Please return every line of the records below that contains the word "JSON".

### RECORD EXCERPTS
┌────────
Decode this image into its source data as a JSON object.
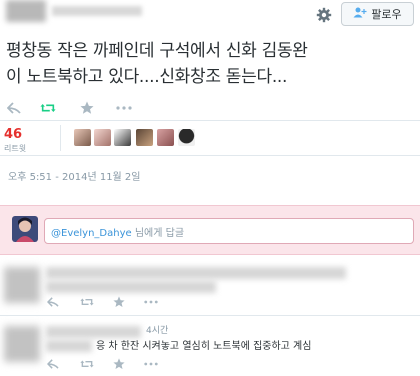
{
  "tweet": {
    "follow_label": "팔로우",
    "text_line1": "평창동 작은 까페인데 구석에서 신화 김동완",
    "text_line2": "이 노트북하고 있다....신화창조 돋는다...",
    "retweets": {
      "count": "46",
      "label": "리트윗"
    },
    "timestamp": "오후 5:51 - 2014년 11월 2일",
    "icons": [
      "gear-icon",
      "follow-person-plus-icon",
      "reply-icon",
      "retweet-icon",
      "favorite-star-icon",
      "more-dots-icon"
    ]
  },
  "reply": {
    "mention": "@Evelyn_Dahye",
    "suffix": " 님에게 답글"
  },
  "comments": [
    {
      "time": "",
      "text": ""
    },
    {
      "time": "4시간",
      "text": "응 차 한잔 시켜놓고 열심히 노트북에 집중하고 계심"
    }
  ],
  "colors": {
    "accent": "#e5302d",
    "retweet_green": "#19cf86",
    "reply_bg": "#fbe5ea",
    "link": "#3b94d9"
  }
}
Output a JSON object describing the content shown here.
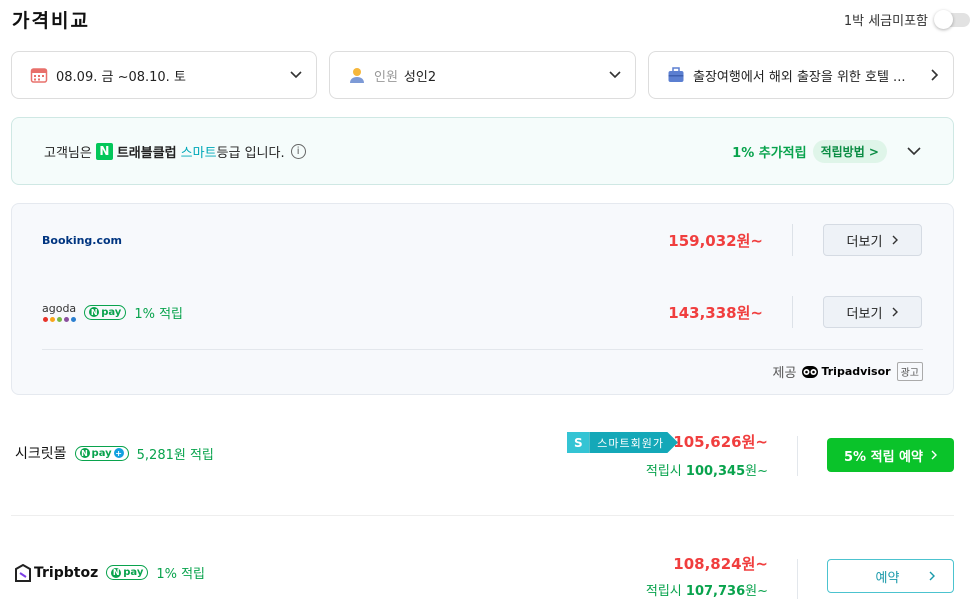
{
  "header": {
    "title": "가격비교",
    "tax_toggle_label": "1박 세금미포함"
  },
  "filters": {
    "dates": "08.09. 금 ~08.10. 토",
    "guests_label": "인원",
    "guests_value": "성인2",
    "trip_purpose": "출장여행에서 해외 출장을 위한 호텔 ..."
  },
  "membership": {
    "prefix": "고객님은",
    "club_badge": "N",
    "club_name": "트래블클럽",
    "grade": "스마트",
    "suffix": "등급 입니다.",
    "info_icon": "i",
    "extra_accrual": "1% 추가적립",
    "how_button": "적립방법 >"
  },
  "partners": {
    "booking": {
      "logo": "Booking.com",
      "price": "159,032원~",
      "more": "더보기"
    },
    "agoda": {
      "logo": "agoda",
      "pay_badge": "pay",
      "accrual": "1% 적립",
      "price": "143,338원~",
      "more": "더보기"
    },
    "provider_prefix": "제공",
    "provider_name": "Tripadvisor",
    "ad_label": "광고"
  },
  "deals": [
    {
      "name": "시크릿몰",
      "pay_badge": "pay",
      "accrual": "5,281원 적립",
      "smart_s": "S",
      "smart_label": "스마트회원가",
      "price": "105,626원~",
      "accrual_prefix": "적립시",
      "accrual_price": "100,345",
      "accrual_suffix": "원~",
      "button": "5% 적립 예약"
    },
    {
      "name": "Tripbtoz",
      "pay_badge": "pay",
      "accrual": "1% 적립",
      "price": "108,824원~",
      "accrual_prefix": "적립시",
      "accrual_price": "107,736",
      "accrual_suffix": "원~",
      "button": "예약"
    }
  ],
  "icons": {
    "chevron_down": "⌄",
    "chevron_right": "›",
    "calendar": "calendar-icon",
    "person": "person-icon",
    "briefcase": "briefcase-icon"
  }
}
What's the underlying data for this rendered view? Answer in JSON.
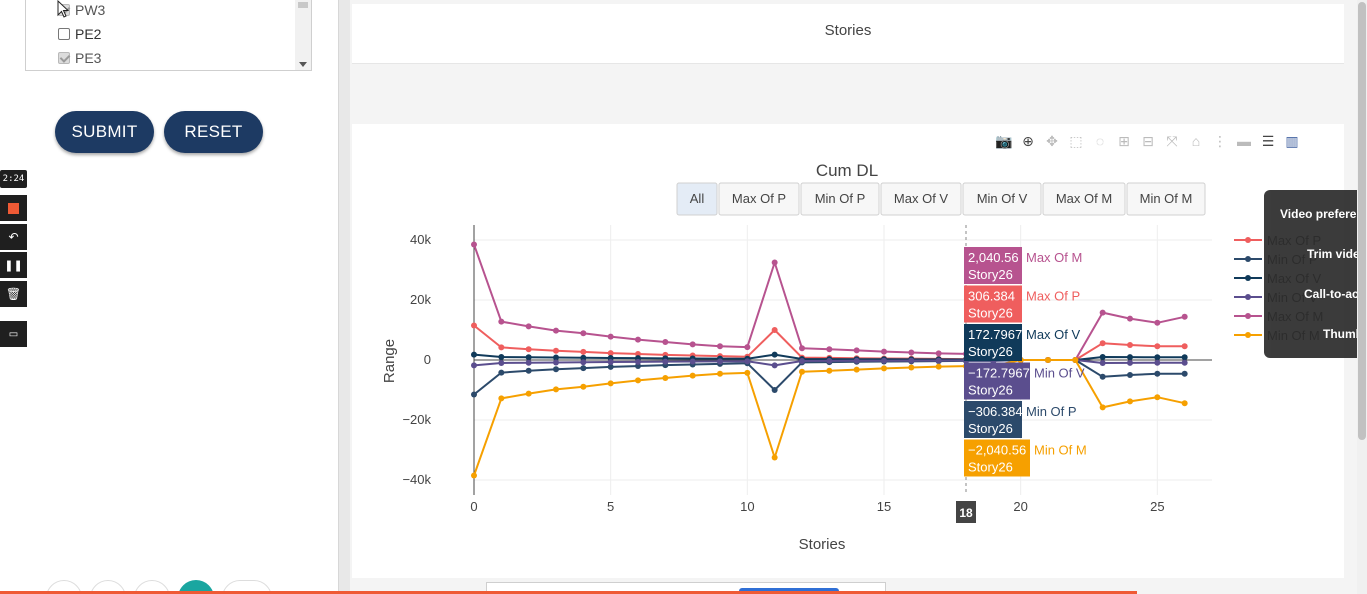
{
  "sidebar": {
    "list_items": [
      {
        "label": "PW3",
        "checked": true,
        "disabled": true
      },
      {
        "label": "PE2",
        "checked": false,
        "disabled": false
      },
      {
        "label": "PE3",
        "checked": true,
        "disabled": true
      }
    ],
    "submit_label": "SUBMIT",
    "reset_label": "RESET"
  },
  "recorder": {
    "time": "2:24"
  },
  "top_card": {
    "caption": "Stories"
  },
  "buttons": [
    "All",
    "Max Of P",
    "Min Of P",
    "Max Of V",
    "Min Of V",
    "Max Of M",
    "Min Of M"
  ],
  "active_button": "All",
  "preferences": {
    "items": [
      "Video preferences",
      "Trim video",
      "Call-to-action",
      "Thumbnail"
    ]
  },
  "chart_data": {
    "type": "line",
    "title": "Cum DL",
    "xlabel": "Stories",
    "ylabel": "Range",
    "xlim": [
      0,
      27
    ],
    "ylim": [
      -45000,
      45000
    ],
    "x_ticks": [
      0,
      5,
      10,
      15,
      20,
      25
    ],
    "y_ticks": [
      {
        "v": 40000,
        "label": "40k"
      },
      {
        "v": 20000,
        "label": "20k"
      },
      {
        "v": 0,
        "label": "0"
      },
      {
        "v": -20000,
        "label": "−20k"
      },
      {
        "v": -40000,
        "label": "−40k"
      }
    ],
    "x": [
      0,
      1,
      2,
      3,
      4,
      5,
      6,
      7,
      8,
      9,
      10,
      11,
      12,
      13,
      14,
      15,
      16,
      17,
      18,
      19,
      20,
      21,
      22,
      23,
      24,
      25,
      26
    ],
    "hover_x": 18,
    "hover_x_label": "18",
    "series": [
      {
        "name": "Max Of P",
        "color": "#ef5e5e",
        "values": [
          11500,
          4200,
          3600,
          3100,
          2700,
          2300,
          2000,
          1700,
          1500,
          1300,
          1100,
          10000,
          800,
          700,
          600,
          520,
          450,
          380,
          306,
          300,
          0,
          0,
          0,
          5600,
          5000,
          4600,
          4600
        ]
      },
      {
        "name": "Min Of P",
        "color": "#2c4a6b",
        "values": [
          -11500,
          -4200,
          -3600,
          -3100,
          -2700,
          -2300,
          -2000,
          -1700,
          -1500,
          -1300,
          -1100,
          -10000,
          -800,
          -700,
          -600,
          -520,
          -450,
          -380,
          -306,
          -300,
          0,
          0,
          0,
          -5600,
          -5000,
          -4600,
          -4600
        ]
      },
      {
        "name": "Max Of V",
        "color": "#103a5a",
        "values": [
          1800,
          1000,
          900,
          820,
          750,
          680,
          620,
          560,
          500,
          440,
          400,
          1800,
          330,
          300,
          270,
          240,
          210,
          190,
          173,
          170,
          0,
          0,
          0,
          1000,
          950,
          900,
          900
        ]
      },
      {
        "name": "Min Of V",
        "color": "#5b4e8e",
        "values": [
          -1800,
          -1000,
          -900,
          -820,
          -750,
          -680,
          -620,
          -560,
          -500,
          -440,
          -400,
          -1800,
          -330,
          -300,
          -270,
          -240,
          -210,
          -190,
          -173,
          -170,
          0,
          0,
          0,
          -1000,
          -950,
          -900,
          -900
        ]
      },
      {
        "name": "Max Of M",
        "color": "#b7538f",
        "values": [
          38500,
          12800,
          11200,
          9800,
          8900,
          7800,
          6800,
          6000,
          5200,
          4600,
          4300,
          32500,
          3900,
          3600,
          3200,
          2800,
          2500,
          2200,
          2040,
          2000,
          0,
          0,
          0,
          15800,
          13800,
          12400,
          14400
        ]
      },
      {
        "name": "Min Of M",
        "color": "#f6a000",
        "values": [
          -38500,
          -12800,
          -11200,
          -9800,
          -8900,
          -7800,
          -6800,
          -6000,
          -5200,
          -4600,
          -4300,
          -32500,
          -3900,
          -3600,
          -3200,
          -2800,
          -2500,
          -2200,
          -2040,
          -2000,
          0,
          0,
          0,
          -15800,
          -13800,
          -12400,
          -14400
        ]
      }
    ],
    "hover_labels": [
      {
        "value": "2,040.56",
        "name": "Max Of M",
        "story": "Story26",
        "bg": "#b7538f",
        "text_color": "#b7538f"
      },
      {
        "value": "306.384",
        "name": "Max Of P",
        "story": "Story26",
        "bg": "#ef5e5e",
        "text_color": "#ef5e5e"
      },
      {
        "value": "172.7967",
        "name": "Max Of V",
        "story": "Story26",
        "bg": "#103a5a",
        "text_color": "#103a5a"
      },
      {
        "value": "−172.7967",
        "name": "Min Of V",
        "story": "Story26",
        "bg": "#5b4e8e",
        "text_color": "#5b4e8e"
      },
      {
        "value": "−306.384",
        "name": "Min Of P",
        "story": "Story26",
        "bg": "#2c4a6b",
        "text_color": "#2c4a6b"
      },
      {
        "value": "−2,040.56",
        "name": "Min Of M",
        "story": "Story26",
        "bg": "#f6a000",
        "text_color": "#f6a000"
      }
    ],
    "legend_position": "right"
  }
}
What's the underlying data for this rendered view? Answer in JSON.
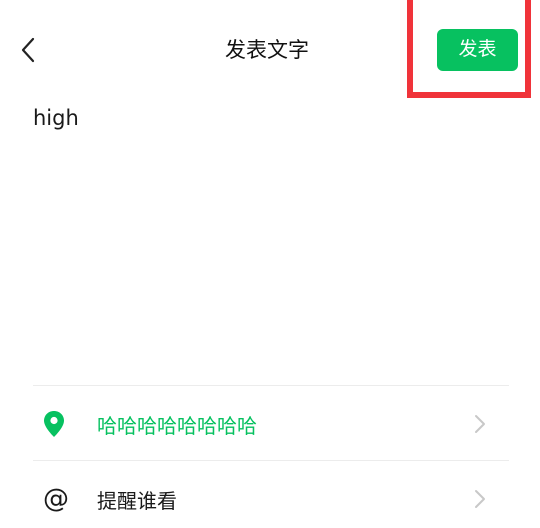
{
  "header": {
    "title": "发表文字",
    "publish_label": "发表"
  },
  "body": {
    "text": "high"
  },
  "location": {
    "icon": "location-pin-icon",
    "label": "哈哈哈哈哈哈哈哈"
  },
  "mention": {
    "icon": "at-icon",
    "symbol": "@",
    "label": "提醒谁看"
  },
  "colors": {
    "accent": "#07c160",
    "highlight": "#f0333a"
  }
}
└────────
### TASK OUTPUT
Decode this image into its source data as a JSON object.
Output a JSON object describing the content shown here.
What's the underlying data for this rendered view? Answer in JSON.
What's the underlying data for this rendered view? Answer in JSON.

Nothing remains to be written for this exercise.